Would a song rearranging the chords of “Can We Still Be Friends” be more fun to listen to than “Deaf Ears,” his collaboration with Trent Reznor? Probably, even if the latter is more authentically creative.
Listen closely to McVie and Buckingham’s latest, and you will hear modern touches that suggest the now more than the then: programmed drums, sonic wizardry affecting their voices. But what you’ll hear more than anything is the sound of two pros at ease with their craft. They take no overt risks, never try out a hip-hop guest spot or industrial soundscape, but they do accomplish something that feels right. When everyone seems to be trying to figure out how to do what you do, teaching the lesson is practically a public service.

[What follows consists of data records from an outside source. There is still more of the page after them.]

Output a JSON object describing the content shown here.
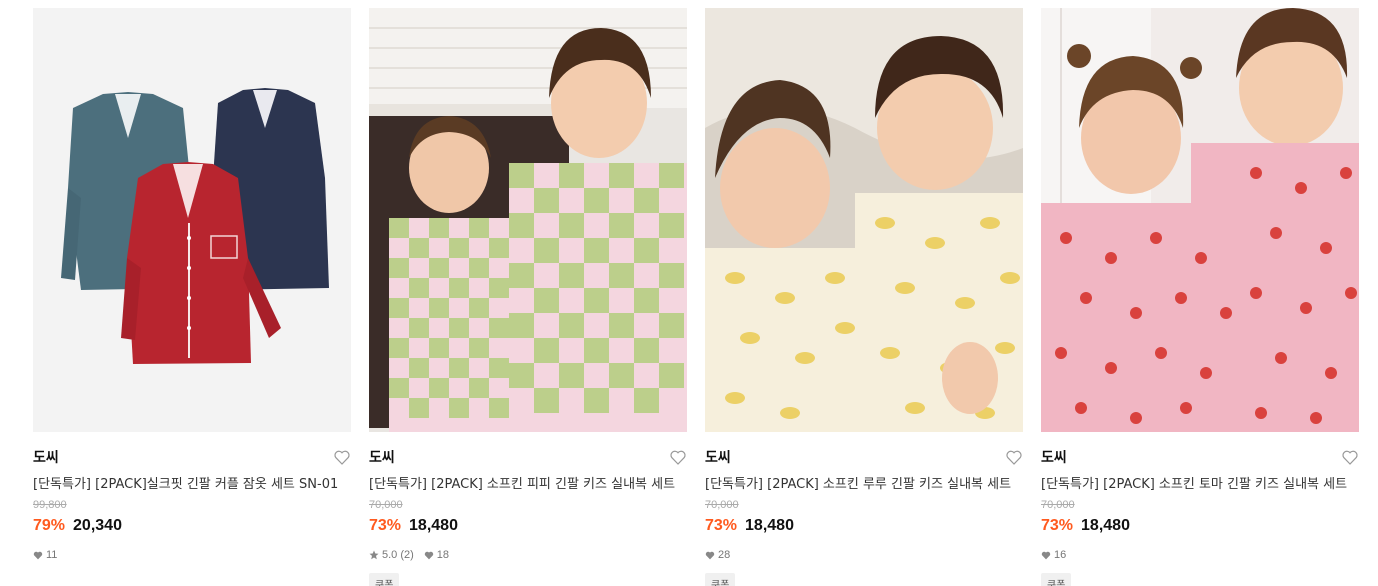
{
  "products": [
    {
      "brand": "도씨",
      "title": "[단독특가] [2PACK]실크핏 긴팔 커플 잠옷 세트 SN-01",
      "original_price": "99,800",
      "discount": "79%",
      "price": "20,340",
      "rating": "",
      "likes": "11",
      "badge": ""
    },
    {
      "brand": "도씨",
      "title": "[단독특가] [2PACK] 소프킨 피피 긴팔 키즈 실내복 세트",
      "original_price": "70,000",
      "discount": "73%",
      "price": "18,480",
      "rating": "5.0 (2)",
      "likes": "18",
      "badge": "쿠폰"
    },
    {
      "brand": "도씨",
      "title": "[단독특가] [2PACK] 소프킨 루루 긴팔 키즈 실내복 세트",
      "original_price": "70,000",
      "discount": "73%",
      "price": "18,480",
      "rating": "",
      "likes": "28",
      "badge": "쿠폰"
    },
    {
      "brand": "도씨",
      "title": "[단독특가] [2PACK] 소프킨 토마 긴팔 키즈 실내복 세트",
      "original_price": "70,000",
      "discount": "73%",
      "price": "18,480",
      "rating": "",
      "likes": "16",
      "badge": "쿠폰"
    }
  ],
  "colors": {
    "discount": "#ff5a1f",
    "original_price": "#aaaaaa"
  },
  "icons": {
    "wishlist": "heart-outline-icon",
    "likes": "heart-filled-icon",
    "rating": "star-icon"
  }
}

Christine McVie and Lindsey Buckingham are scheduled to perform on Tuesday, July 25, at Comerica Theatre. Tickets are $49 and up through Livenation.